— Task statement —
Within the material below, count how many lines contain "drives". Answer with only that number.
══ Provided records
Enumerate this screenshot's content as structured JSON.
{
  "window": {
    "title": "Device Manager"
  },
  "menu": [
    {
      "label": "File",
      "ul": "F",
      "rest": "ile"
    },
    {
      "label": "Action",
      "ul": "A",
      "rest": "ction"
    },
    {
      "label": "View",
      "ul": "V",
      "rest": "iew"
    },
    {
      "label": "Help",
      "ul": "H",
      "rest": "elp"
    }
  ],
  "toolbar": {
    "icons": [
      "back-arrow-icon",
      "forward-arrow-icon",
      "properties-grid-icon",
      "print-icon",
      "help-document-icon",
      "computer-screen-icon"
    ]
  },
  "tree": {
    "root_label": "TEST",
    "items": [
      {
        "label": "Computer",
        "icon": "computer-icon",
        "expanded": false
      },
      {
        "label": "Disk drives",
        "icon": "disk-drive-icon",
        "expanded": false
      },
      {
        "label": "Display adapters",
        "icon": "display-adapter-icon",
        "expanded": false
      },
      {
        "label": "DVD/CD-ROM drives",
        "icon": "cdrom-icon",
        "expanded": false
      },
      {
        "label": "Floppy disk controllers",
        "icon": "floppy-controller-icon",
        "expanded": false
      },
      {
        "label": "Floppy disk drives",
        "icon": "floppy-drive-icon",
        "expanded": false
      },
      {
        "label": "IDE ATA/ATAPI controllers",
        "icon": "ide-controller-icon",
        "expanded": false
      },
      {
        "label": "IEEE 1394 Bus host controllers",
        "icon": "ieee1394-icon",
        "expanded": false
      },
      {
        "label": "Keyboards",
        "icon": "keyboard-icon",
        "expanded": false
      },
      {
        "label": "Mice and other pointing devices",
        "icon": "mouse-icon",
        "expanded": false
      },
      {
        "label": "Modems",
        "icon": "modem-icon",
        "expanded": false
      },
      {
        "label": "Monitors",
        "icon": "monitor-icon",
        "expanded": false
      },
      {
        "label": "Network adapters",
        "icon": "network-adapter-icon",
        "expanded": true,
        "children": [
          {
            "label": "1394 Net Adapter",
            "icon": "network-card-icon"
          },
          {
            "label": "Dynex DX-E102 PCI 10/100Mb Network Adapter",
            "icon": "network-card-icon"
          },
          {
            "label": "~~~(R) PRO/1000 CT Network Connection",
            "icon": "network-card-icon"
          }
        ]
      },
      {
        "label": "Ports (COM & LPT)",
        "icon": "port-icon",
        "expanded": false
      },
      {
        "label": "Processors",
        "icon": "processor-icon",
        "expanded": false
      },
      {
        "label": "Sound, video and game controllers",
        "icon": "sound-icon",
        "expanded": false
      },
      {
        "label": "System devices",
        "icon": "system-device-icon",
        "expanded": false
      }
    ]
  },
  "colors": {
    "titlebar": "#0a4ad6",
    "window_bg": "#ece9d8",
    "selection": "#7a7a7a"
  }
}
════
— Task output —
3